MATERIAL FOR THIS TASK section start

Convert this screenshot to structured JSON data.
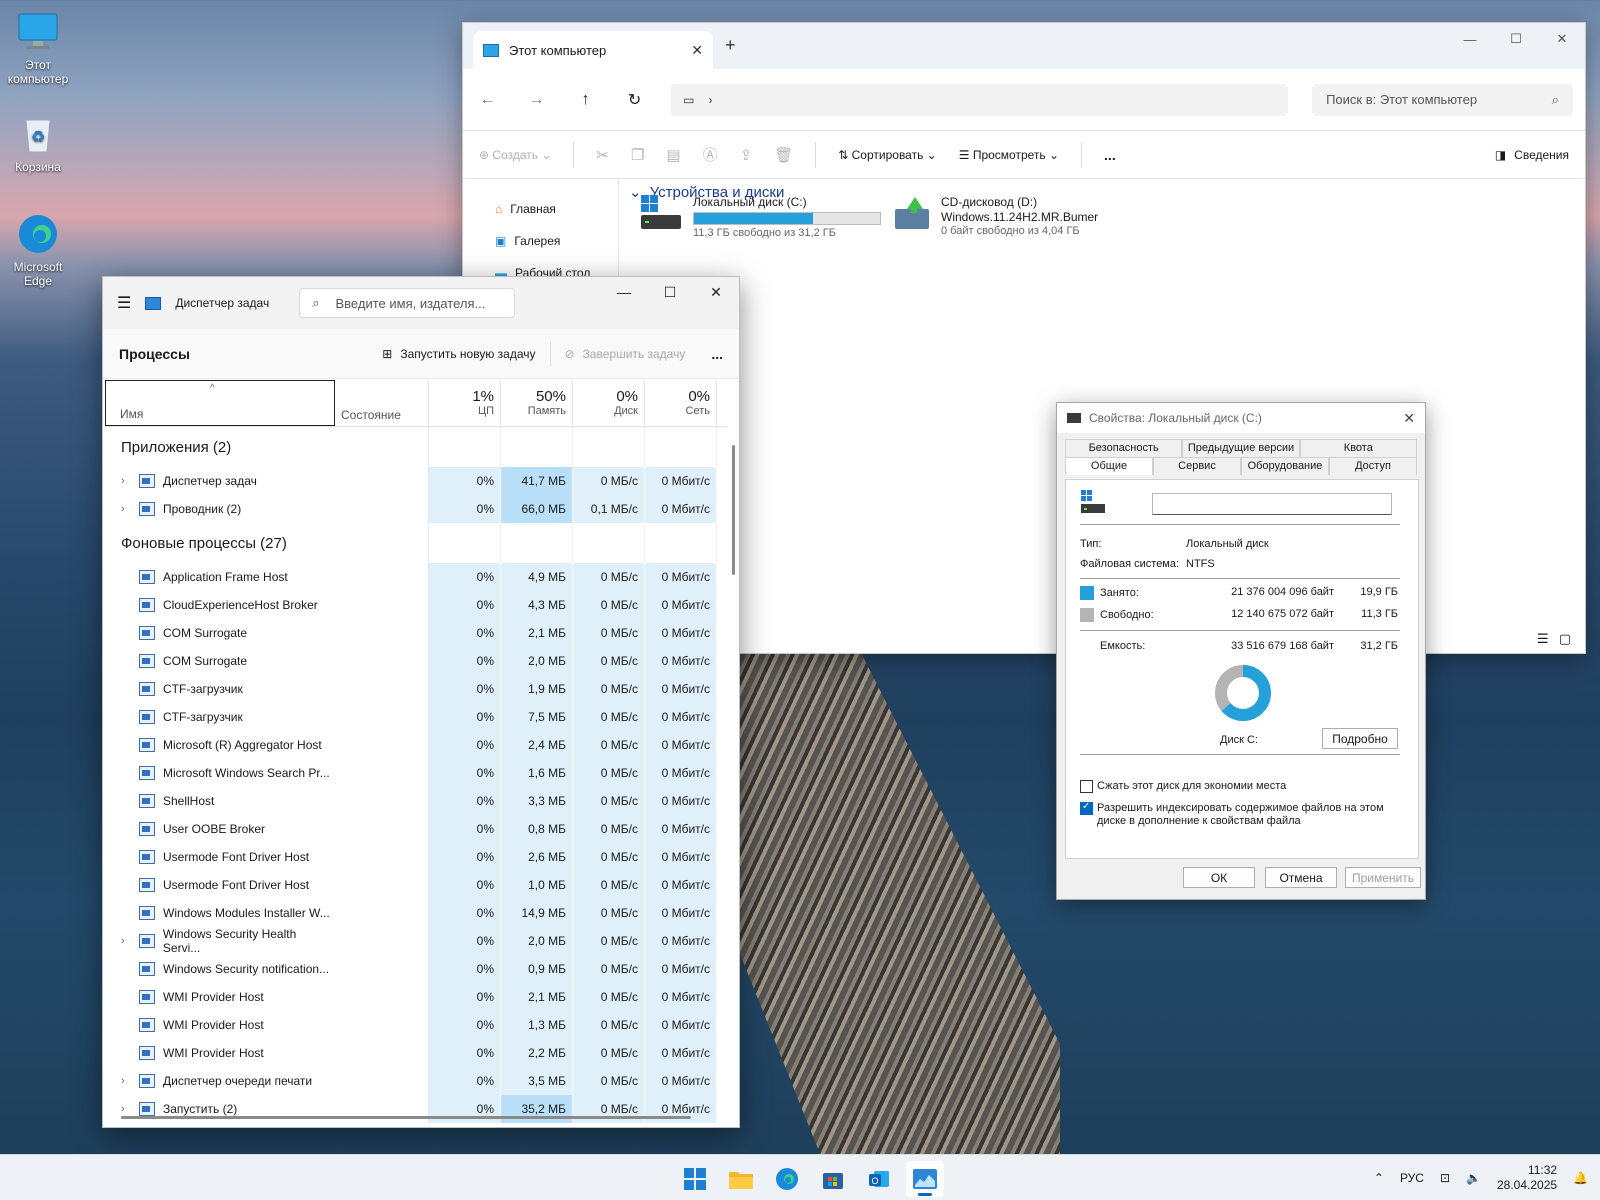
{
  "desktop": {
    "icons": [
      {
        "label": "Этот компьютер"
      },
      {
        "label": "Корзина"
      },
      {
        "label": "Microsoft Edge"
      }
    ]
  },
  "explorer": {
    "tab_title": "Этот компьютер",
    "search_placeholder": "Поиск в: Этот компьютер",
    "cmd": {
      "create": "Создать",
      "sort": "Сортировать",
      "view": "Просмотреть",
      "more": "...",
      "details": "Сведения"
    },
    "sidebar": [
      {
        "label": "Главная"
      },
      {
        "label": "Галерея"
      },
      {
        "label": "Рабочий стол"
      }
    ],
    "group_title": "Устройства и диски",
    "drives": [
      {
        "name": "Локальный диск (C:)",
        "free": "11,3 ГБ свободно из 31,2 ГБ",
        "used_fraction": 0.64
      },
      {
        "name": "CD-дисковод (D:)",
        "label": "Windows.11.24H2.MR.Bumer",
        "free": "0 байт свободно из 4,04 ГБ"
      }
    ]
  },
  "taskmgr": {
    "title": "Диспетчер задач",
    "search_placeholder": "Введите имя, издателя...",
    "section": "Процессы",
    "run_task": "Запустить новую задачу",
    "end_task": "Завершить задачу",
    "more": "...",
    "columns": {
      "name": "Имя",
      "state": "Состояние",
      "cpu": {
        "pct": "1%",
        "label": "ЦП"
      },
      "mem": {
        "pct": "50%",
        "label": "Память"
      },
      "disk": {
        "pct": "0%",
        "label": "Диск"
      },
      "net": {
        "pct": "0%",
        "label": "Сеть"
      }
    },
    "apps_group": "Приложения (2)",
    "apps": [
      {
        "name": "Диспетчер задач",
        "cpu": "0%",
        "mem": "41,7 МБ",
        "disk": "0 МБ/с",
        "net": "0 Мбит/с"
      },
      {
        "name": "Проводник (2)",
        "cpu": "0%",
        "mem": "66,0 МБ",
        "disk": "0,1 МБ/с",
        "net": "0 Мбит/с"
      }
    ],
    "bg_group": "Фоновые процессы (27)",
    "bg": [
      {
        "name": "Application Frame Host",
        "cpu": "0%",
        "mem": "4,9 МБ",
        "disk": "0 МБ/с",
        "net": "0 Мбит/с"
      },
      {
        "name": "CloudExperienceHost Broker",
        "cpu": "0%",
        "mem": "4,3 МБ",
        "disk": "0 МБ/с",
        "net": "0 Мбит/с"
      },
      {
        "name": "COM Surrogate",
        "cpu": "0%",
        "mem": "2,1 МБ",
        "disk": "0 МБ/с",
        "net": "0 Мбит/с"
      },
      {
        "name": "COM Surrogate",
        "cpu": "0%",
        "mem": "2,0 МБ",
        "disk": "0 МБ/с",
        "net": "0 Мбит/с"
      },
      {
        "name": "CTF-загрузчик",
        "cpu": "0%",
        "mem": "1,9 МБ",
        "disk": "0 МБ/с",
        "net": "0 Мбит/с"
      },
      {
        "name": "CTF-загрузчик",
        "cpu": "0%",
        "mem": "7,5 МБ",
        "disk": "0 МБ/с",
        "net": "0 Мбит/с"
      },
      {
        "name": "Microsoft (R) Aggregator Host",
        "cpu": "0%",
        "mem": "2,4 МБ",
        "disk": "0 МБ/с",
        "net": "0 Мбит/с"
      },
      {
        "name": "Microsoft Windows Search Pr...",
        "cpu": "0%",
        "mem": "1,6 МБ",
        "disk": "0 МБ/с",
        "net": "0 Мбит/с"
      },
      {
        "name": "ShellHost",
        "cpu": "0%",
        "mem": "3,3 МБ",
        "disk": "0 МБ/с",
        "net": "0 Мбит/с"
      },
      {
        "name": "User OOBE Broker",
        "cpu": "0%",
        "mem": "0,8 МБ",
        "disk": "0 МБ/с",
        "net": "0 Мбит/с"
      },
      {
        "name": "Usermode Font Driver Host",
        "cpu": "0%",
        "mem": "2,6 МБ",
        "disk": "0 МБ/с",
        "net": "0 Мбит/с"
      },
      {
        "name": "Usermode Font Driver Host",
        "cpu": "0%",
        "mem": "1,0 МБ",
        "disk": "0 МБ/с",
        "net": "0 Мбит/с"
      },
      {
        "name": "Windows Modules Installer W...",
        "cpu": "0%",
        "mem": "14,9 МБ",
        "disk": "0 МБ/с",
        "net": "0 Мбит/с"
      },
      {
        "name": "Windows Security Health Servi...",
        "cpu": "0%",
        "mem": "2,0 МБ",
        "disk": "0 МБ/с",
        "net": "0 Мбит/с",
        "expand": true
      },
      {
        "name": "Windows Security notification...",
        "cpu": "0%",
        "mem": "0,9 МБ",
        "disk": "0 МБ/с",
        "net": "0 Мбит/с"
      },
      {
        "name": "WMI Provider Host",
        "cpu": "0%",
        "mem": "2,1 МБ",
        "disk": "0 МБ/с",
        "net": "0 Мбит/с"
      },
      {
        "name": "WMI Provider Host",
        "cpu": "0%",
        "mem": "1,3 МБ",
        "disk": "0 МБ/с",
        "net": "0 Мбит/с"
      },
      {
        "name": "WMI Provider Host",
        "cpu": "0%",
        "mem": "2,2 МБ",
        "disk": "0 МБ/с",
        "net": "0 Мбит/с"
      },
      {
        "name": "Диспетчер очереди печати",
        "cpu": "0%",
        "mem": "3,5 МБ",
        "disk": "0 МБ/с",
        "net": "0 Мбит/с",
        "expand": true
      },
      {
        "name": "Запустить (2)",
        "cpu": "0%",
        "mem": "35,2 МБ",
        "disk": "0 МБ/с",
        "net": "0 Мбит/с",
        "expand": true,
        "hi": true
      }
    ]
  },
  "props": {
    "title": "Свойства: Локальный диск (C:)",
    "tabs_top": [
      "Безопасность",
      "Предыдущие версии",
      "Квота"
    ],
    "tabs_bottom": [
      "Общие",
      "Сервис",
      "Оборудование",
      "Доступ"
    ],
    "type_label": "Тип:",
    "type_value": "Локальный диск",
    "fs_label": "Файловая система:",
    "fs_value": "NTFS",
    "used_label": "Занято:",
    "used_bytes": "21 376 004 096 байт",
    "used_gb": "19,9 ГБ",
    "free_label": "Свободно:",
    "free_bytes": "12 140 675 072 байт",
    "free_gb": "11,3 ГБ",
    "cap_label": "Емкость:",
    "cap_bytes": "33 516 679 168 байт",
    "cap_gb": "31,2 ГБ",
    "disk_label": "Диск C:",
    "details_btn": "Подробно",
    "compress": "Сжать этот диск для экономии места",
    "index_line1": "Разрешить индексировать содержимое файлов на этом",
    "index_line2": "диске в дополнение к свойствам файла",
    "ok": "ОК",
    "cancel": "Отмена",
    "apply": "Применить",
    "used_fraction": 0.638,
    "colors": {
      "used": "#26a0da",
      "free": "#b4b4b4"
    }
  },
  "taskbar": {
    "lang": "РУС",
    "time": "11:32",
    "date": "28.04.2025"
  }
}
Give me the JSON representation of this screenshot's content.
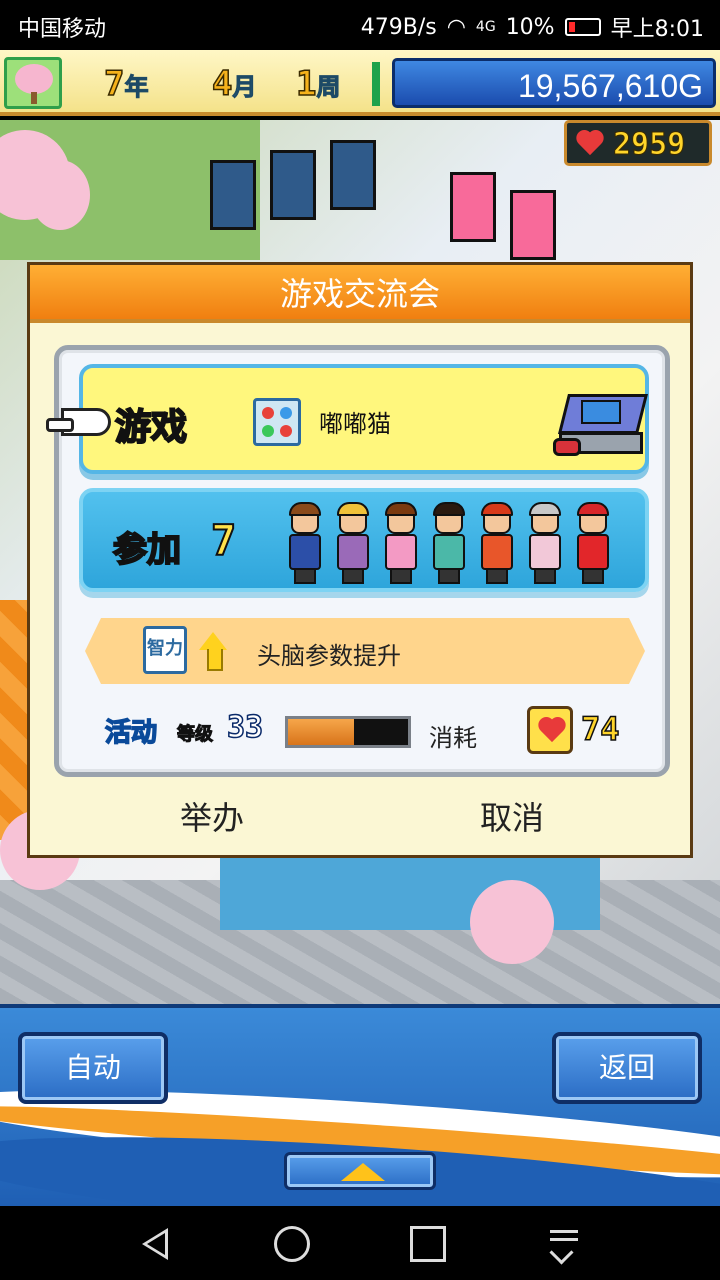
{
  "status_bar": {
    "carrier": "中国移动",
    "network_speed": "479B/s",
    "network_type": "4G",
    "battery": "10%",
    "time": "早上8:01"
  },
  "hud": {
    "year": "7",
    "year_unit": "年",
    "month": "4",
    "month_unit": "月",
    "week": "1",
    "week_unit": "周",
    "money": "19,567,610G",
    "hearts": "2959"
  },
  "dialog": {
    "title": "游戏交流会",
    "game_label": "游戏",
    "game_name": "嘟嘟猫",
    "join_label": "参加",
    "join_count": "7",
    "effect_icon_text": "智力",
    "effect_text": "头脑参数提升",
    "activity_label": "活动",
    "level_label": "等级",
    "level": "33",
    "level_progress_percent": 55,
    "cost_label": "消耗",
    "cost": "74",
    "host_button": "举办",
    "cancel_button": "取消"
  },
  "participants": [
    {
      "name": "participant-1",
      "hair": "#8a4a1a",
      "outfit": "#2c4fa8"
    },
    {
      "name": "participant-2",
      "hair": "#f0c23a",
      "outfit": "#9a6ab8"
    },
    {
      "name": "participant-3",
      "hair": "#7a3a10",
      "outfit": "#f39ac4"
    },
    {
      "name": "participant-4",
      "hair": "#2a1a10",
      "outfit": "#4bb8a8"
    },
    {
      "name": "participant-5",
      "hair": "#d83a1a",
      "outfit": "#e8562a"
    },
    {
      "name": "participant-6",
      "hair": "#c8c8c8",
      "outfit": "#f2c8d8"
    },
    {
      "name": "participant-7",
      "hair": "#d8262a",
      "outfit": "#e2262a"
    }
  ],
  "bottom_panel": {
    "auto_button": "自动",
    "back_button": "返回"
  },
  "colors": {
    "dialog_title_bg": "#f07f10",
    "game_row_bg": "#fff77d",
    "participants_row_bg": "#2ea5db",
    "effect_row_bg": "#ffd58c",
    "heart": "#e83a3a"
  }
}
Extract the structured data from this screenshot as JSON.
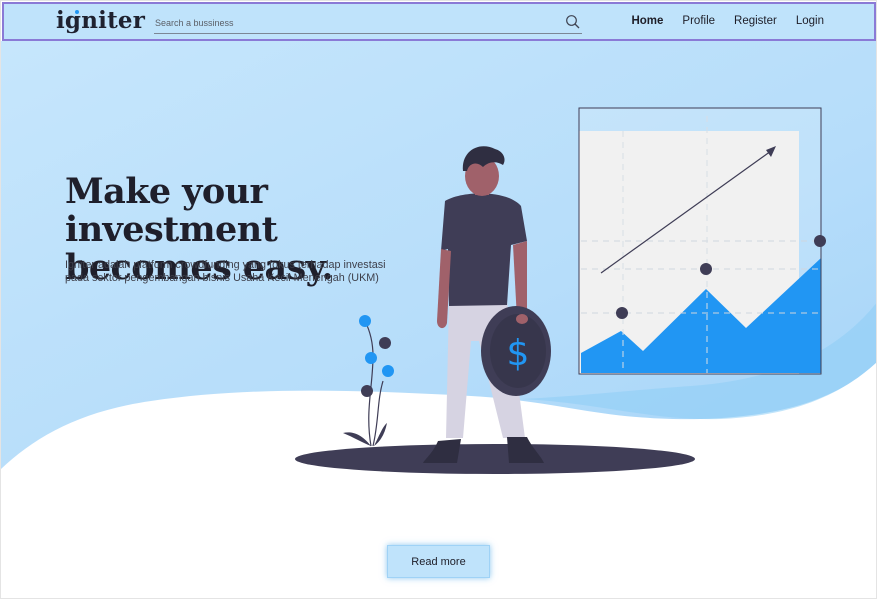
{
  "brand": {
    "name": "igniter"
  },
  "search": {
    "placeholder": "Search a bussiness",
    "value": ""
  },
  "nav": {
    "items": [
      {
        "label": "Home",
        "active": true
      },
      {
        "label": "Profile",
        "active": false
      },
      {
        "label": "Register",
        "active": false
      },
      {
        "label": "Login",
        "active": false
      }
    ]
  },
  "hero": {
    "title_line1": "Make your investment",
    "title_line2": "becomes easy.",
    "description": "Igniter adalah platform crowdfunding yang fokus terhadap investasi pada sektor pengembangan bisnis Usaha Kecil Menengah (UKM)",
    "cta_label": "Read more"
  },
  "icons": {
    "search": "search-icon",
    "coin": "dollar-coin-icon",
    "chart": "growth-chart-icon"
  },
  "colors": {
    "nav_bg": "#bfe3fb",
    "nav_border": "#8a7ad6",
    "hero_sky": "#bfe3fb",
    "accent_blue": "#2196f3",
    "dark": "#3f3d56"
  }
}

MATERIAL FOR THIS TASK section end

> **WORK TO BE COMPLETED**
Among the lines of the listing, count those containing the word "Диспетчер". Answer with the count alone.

> **TASK RESPONSE**
3